In Fareham, 18 people are awaiting an organ, in Havant 12 people are on the waiting list, Gosport has 16 and Waterlooville has 15.

In Portsmouth 32 people are waiting for an organ.

The News is running special reports all this week in order to encourage more people to sign the organ donor register.

The annual awareness week is run by NHS Blood and Transplant (NHSBT). This year its theme is Pass It On.

It aims to get people talking to their families about becoming potential donors.

Sally Johnson, director of organ donation and transplantation for NHSBT, said: ‘We need a transformation in donor and family consent to organ donation because the UK’s family refusal rate remains one of the highest in Europe.

‘For this year’s National Transplant Week, we hope the people of Hampshire will Pass It On. We want everyone to be proud of our donation record in the UK.’

According to NHSBT, 95 per cent of families agree to donation if a loved one has discussed their wishes and is registered.
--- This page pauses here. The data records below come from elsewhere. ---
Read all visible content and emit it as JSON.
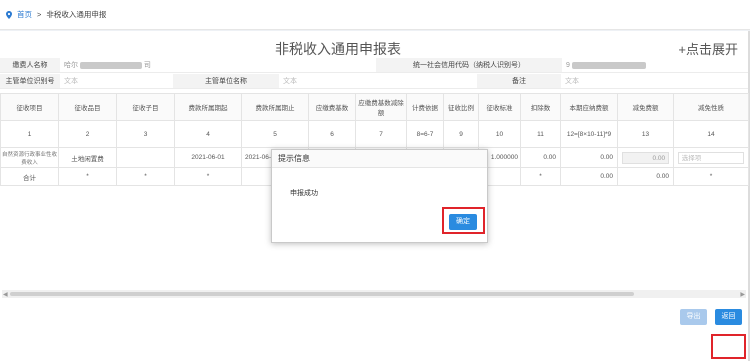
{
  "breadcrumb": {
    "home": "首页",
    "separator": ">",
    "current": "非税收入通用申报"
  },
  "page": {
    "title": "非税收入通用申报表",
    "expand": "+点击展开"
  },
  "form": {
    "payer_name_label": "缴费人名称",
    "payer_name_value": "哈尔",
    "payer_name_suffix": "司",
    "credit_code_label": "统一社会信用代码（纳税人识别号）",
    "credit_code_value": "9",
    "org_code_label": "主管单位识别号",
    "org_code_placeholder": "文本",
    "org_name_label": "主管单位名称",
    "org_name_placeholder": "文本",
    "remark_label": "备注",
    "remark_placeholder": "文本"
  },
  "table": {
    "headers": [
      "征收项目",
      "征收品目",
      "征收子目",
      "费款所属期起",
      "费款所属期止",
      "应缴费基数",
      "应缴费基数减除额",
      "计费依据",
      "征收比例",
      "征收标准",
      "扣除数",
      "本期应纳费额",
      "减免费额",
      "减免性质"
    ],
    "numbers": [
      "1",
      "2",
      "3",
      "4",
      "5",
      "6",
      "7",
      "8=6-7",
      "9",
      "10",
      "11",
      "12=[8×10-11]*9",
      "13",
      "14"
    ],
    "row": [
      "自然资源行政事业性收费收入",
      "土地闲置费",
      "",
      "2021-06-01",
      "2021-06-3",
      "",
      "",
      "",
      "",
      "1.000000",
      "0.00",
      "0.00",
      "0.00",
      "选择项"
    ],
    "total": [
      "合计",
      "*",
      "*",
      "*",
      "*",
      "",
      "",
      "",
      "",
      "",
      "*",
      "0.00",
      "0.00",
      "*"
    ]
  },
  "dialog": {
    "title": "提示信息",
    "message": "申报成功",
    "ok": "确定"
  },
  "buttons": {
    "export": "导出",
    "back": "返回"
  },
  "colors": {
    "primary": "#2a8be0",
    "highlight": "#e0242a"
  }
}
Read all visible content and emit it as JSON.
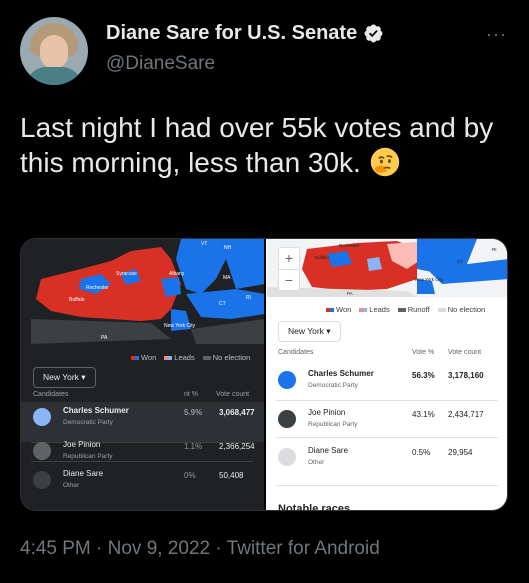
{
  "tweet": {
    "display_name": "Diane Sare for U.S. Senate",
    "handle": "@DianeSare",
    "text": "Last night I had over 55k votes and by this morning, less than 30k.",
    "timestamp": "4:45 PM · Nov 9, 2022 · Twitter for Android",
    "more_label": "···"
  },
  "left_panel": {
    "map_labels": [
      "VT",
      "NH",
      "Syracuse",
      "Albany",
      "MA",
      "Rochester",
      "Buffalo",
      "CT",
      "RI",
      "New York City",
      "PA"
    ],
    "legend": {
      "won": "Won",
      "leads": "Leads",
      "no_election": "No election"
    },
    "state_select": "New York",
    "headers": {
      "candidates": "Candidates",
      "pct": "nt %",
      "votes": "Vote count"
    },
    "rows": [
      {
        "name": "Charles Schumer",
        "party": "Democratic Party",
        "pct": "5.9%",
        "votes": "3,068,477"
      },
      {
        "name": "Joe Pinion",
        "party": "Republican Party",
        "pct": "1.1%",
        "votes": "2,366,254"
      },
      {
        "name": "Diane Sare",
        "party": "Other",
        "pct": "0%",
        "votes": "50,408"
      }
    ]
  },
  "right_panel": {
    "map_labels": [
      "Rochester",
      "Buffalo",
      "CT",
      "RI",
      "New York City",
      "PA"
    ],
    "zoom_in": "+",
    "zoom_out": "−",
    "legend": {
      "won": "Won",
      "leads": "Leads",
      "runoff": "Runoff",
      "no_election": "No election"
    },
    "state_select": "New York",
    "headers": {
      "candidates": "Candidates",
      "pct": "Vote %",
      "votes": "Vote count"
    },
    "rows": [
      {
        "name": "Charles Schumer",
        "party": "Democratic Party",
        "pct": "56.3%",
        "votes": "3,178,160"
      },
      {
        "name": "Joe Pinion",
        "party": "Republican Party",
        "pct": "43.1%",
        "votes": "2,434,717"
      },
      {
        "name": "Diane Sare",
        "party": "Other",
        "pct": "0.5%",
        "votes": "29,954"
      }
    ],
    "notable": "Notable races"
  },
  "colors": {
    "dem": "#1a73e8",
    "rep": "#d93025",
    "verified": "#e7e9ea",
    "background": "#000000",
    "muted": "#71767b"
  },
  "icons": {
    "verified": "verified-badge-icon",
    "emoji": "thinking-face-emoji",
    "dropdown": "caret-down-icon",
    "more": "more-horizontal-icon"
  }
}
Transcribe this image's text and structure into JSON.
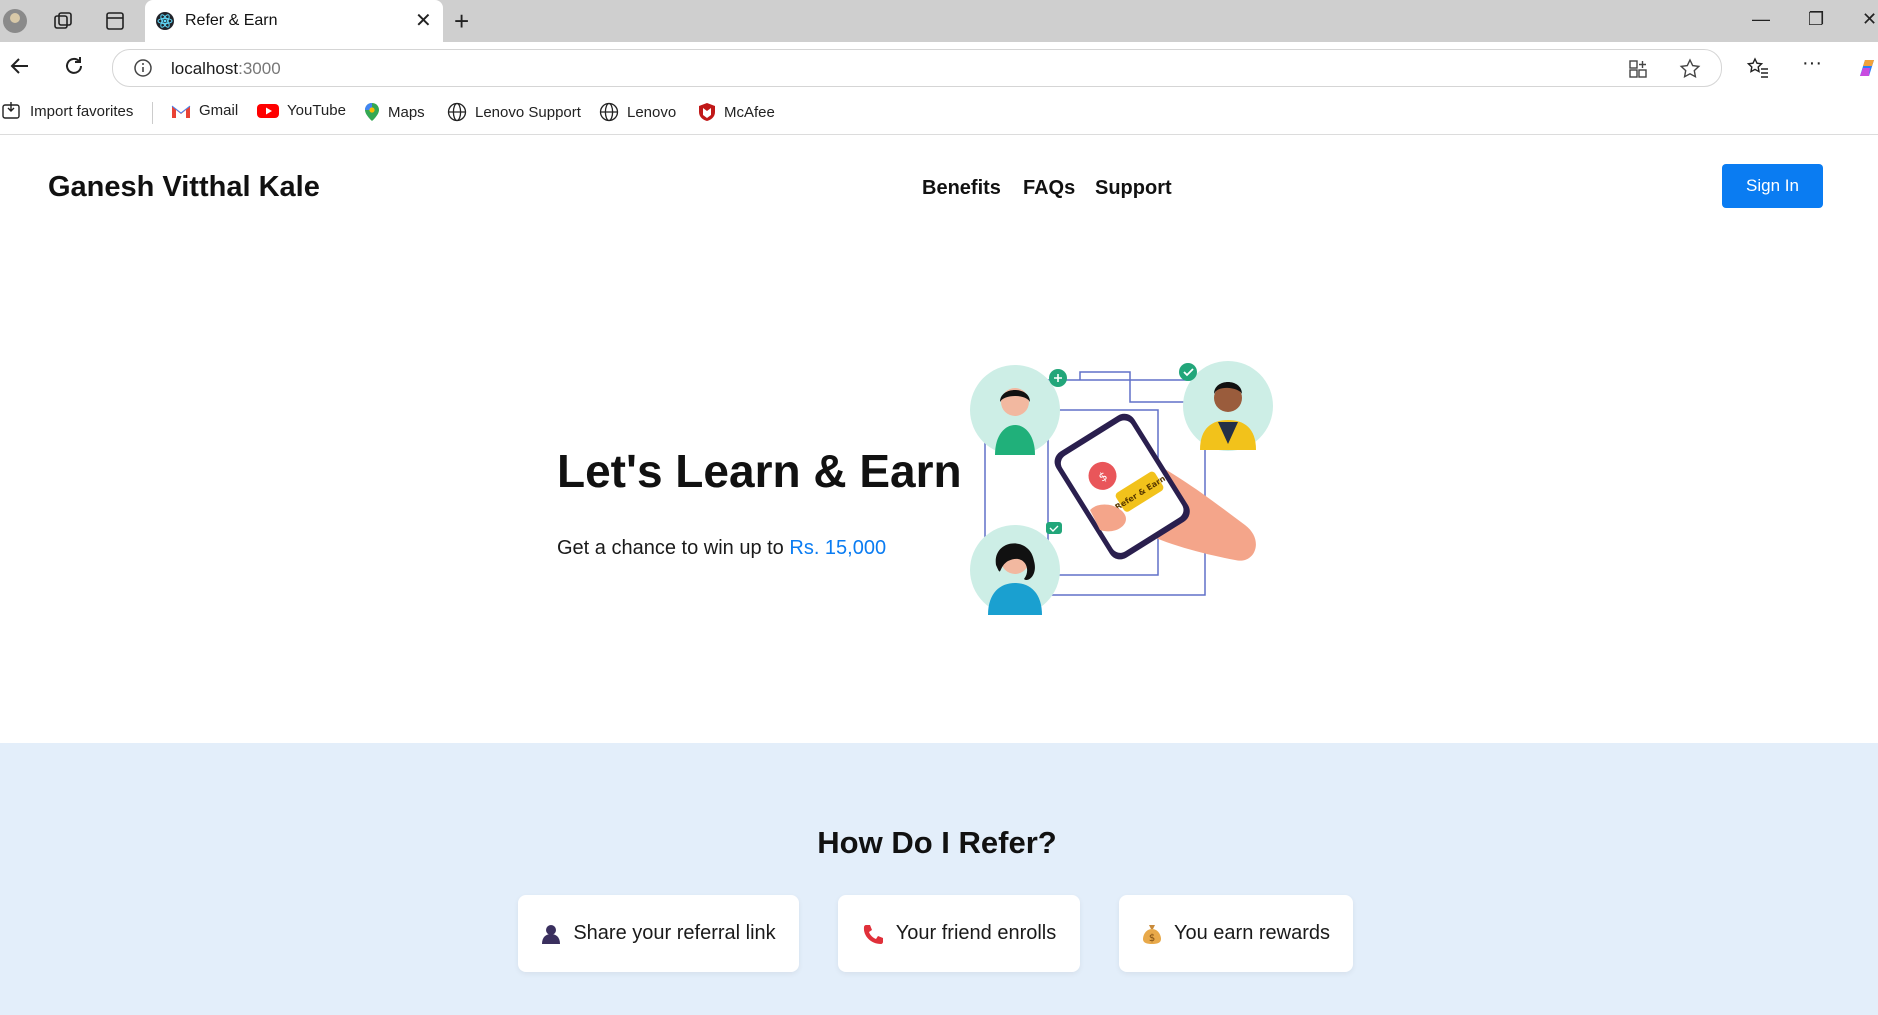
{
  "browser": {
    "tab_title": "Refer & Earn",
    "url_host": "localhost",
    "url_port": ":3000",
    "bookmarks": [
      "Import favorites",
      "Gmail",
      "YouTube",
      "Maps",
      "Lenovo Support",
      "Lenovo",
      "McAfee"
    ]
  },
  "header": {
    "brand": "Ganesh Vitthal Kale",
    "nav": [
      "Benefits",
      "FAQs",
      "Support"
    ],
    "signin_label": "Sign In"
  },
  "hero": {
    "title": "Let's Learn & Earn",
    "subtitle_prefix": "Get a chance to win up to ",
    "subtitle_amount": "Rs. 15,000",
    "illustration_badge": "Refer & Earn"
  },
  "how": {
    "title": "How Do I Refer?",
    "steps": [
      {
        "label": "Share your referral link",
        "icon": "person-icon"
      },
      {
        "label": "Your friend enrolls",
        "icon": "phone-icon"
      },
      {
        "label": "You earn rewards",
        "icon": "money-bag-icon"
      }
    ]
  },
  "colors": {
    "accent": "#0a7cf2",
    "band": "#e3eefa"
  }
}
But this drops to only 46 per cent when donation wishes aren’t known.

As well as signing up to the organ donor register, it is vital people let those closest to them know that they want to be an organ donor.

There is no age limit to becoming a donor, as a person’s physical condition is the deciding factor.

Medical professionals decide in each case which organs and tissue are suitable.

Most people waiting for a donated organ need to have a kidney, heart, lung or liver transplant.

But one donor can help several people because a single person can give a number of organs, including:

· Kidneys – filter waste products from the blood before turning it into urine.

· Liver – one of the most complex organs in the human body. It performs more than 500 functions, which include digesting proteins and fats, removing toxins from the body, helping to control blood clotting and releasing bile – a liquid that breaks down fats and aids digestion.

· Heart – pumps oxygen-rich blood to every living cell in the body.

· Lungs – have two main purposes – to transfer oxygen into the blood when you breathe in, and to expel carbon dioxide out of the blood when you breathe out.

· Small bowel – is a long muscular tube in the stomach that moves partly-digested food to the anus and absorbs nutrients into the bloodstream.

· Pancreas – produces digestive enzymes and a hormone, and insulin to keep blood sugar levels balanced.

Tissues that can be donated include:

· The cornea – acts like the front lens of a camera. Light rays are bent into the eye at an angle, enabling a picture to be projected on to the retina at the back of the eye.

· Bone – serves as a structural frame, works with ligaments, tendons, and joints to provide movement of the skeleton, an outer shell protecting our internal organs, houses bone marrow, and serves calcium to the body.

· Skin – The largest organ of the body. It protects you, heals itself and lasts a lifetime.

· Heart valves – control blood flow in and out of the heart.

· Tendons – strong bands or cords of tissue that attach muscle to bone. They help move the bones and joints when the muscles contract.

· Cartilage – is a tough, flexible tissue throughout the body. It serves two main functions – as a shock absorber and as a mould.

To find out more, visit transplantweek.co.uk, or call 0300 123 2323.